◆ What you are asked to do
Could you filter the records below and keep only the lines with the word "Wizard"?

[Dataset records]
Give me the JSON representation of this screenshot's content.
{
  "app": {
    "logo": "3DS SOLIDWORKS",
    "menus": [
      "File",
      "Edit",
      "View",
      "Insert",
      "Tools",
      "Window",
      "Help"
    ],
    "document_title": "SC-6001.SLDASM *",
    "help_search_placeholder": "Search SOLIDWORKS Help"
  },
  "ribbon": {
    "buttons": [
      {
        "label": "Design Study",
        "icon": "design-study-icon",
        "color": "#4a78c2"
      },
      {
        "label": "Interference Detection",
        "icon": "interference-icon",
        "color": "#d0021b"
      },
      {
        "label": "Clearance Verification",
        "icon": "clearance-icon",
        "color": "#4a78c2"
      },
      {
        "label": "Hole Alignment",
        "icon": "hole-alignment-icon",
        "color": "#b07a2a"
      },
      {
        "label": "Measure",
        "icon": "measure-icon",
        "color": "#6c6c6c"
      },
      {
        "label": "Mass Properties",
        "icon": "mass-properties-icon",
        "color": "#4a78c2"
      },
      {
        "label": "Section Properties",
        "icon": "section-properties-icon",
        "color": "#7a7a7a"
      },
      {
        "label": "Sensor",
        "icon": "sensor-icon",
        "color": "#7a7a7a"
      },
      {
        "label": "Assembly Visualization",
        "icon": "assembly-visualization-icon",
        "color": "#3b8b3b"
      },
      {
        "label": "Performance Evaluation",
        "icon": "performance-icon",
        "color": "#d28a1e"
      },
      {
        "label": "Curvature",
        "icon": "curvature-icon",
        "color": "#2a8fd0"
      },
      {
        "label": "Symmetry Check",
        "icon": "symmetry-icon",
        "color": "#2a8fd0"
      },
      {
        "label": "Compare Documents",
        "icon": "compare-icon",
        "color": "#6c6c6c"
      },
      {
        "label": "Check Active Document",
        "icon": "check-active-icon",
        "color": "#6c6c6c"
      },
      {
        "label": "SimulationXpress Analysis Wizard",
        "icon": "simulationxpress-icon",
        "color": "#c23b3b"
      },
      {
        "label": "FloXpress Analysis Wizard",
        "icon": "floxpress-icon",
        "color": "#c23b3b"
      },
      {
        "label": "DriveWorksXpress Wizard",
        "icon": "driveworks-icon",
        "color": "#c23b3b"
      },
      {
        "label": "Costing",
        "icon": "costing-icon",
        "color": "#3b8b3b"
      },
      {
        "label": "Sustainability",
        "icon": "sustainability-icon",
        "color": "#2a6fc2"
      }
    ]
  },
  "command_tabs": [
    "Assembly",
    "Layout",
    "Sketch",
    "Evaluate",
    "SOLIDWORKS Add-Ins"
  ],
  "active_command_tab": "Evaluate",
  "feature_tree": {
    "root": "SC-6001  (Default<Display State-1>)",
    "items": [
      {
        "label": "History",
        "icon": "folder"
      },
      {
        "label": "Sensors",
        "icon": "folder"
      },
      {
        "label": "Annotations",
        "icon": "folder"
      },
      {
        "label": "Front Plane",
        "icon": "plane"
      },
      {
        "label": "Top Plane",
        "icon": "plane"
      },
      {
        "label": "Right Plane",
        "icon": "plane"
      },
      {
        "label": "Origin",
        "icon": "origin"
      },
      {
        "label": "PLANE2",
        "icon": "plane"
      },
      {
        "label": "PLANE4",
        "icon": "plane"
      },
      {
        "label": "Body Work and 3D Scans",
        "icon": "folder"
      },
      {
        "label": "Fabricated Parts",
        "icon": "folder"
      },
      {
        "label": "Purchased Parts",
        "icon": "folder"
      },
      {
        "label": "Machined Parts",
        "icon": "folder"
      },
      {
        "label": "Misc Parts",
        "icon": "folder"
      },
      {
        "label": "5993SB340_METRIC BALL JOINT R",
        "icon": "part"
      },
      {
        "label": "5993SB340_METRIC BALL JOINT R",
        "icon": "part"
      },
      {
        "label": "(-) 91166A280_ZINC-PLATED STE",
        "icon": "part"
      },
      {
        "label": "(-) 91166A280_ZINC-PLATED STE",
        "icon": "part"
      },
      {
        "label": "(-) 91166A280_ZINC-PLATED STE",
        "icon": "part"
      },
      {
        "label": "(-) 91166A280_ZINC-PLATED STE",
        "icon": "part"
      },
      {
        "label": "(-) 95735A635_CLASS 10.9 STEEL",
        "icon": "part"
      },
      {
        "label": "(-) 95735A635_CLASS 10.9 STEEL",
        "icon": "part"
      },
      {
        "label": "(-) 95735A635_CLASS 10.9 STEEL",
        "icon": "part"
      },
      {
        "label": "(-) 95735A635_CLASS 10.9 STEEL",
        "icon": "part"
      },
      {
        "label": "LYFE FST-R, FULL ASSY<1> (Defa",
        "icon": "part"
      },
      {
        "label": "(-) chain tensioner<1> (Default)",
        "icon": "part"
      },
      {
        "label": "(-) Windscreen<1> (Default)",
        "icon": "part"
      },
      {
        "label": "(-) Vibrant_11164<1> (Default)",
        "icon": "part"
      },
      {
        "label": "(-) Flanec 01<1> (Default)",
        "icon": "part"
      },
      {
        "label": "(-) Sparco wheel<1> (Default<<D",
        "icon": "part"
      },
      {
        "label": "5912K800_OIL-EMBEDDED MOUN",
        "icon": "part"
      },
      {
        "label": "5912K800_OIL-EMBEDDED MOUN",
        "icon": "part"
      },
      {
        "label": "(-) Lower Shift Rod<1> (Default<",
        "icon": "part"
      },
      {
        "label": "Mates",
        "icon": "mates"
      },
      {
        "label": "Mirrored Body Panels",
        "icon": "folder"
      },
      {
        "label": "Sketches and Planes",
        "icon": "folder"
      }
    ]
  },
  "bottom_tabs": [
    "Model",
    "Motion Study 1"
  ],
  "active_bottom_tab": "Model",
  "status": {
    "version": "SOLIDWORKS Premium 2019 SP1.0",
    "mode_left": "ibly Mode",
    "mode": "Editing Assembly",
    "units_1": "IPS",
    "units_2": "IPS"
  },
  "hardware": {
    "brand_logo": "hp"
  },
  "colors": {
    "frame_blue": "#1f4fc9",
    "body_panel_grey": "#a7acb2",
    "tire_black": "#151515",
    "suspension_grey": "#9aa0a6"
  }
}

◆ Output for this exercise
        "label": "SimulationXpress Analysis Wizard",
        "label": "FloXpress Analysis Wizard",
        "label": "DriveWorksXpress Wizard",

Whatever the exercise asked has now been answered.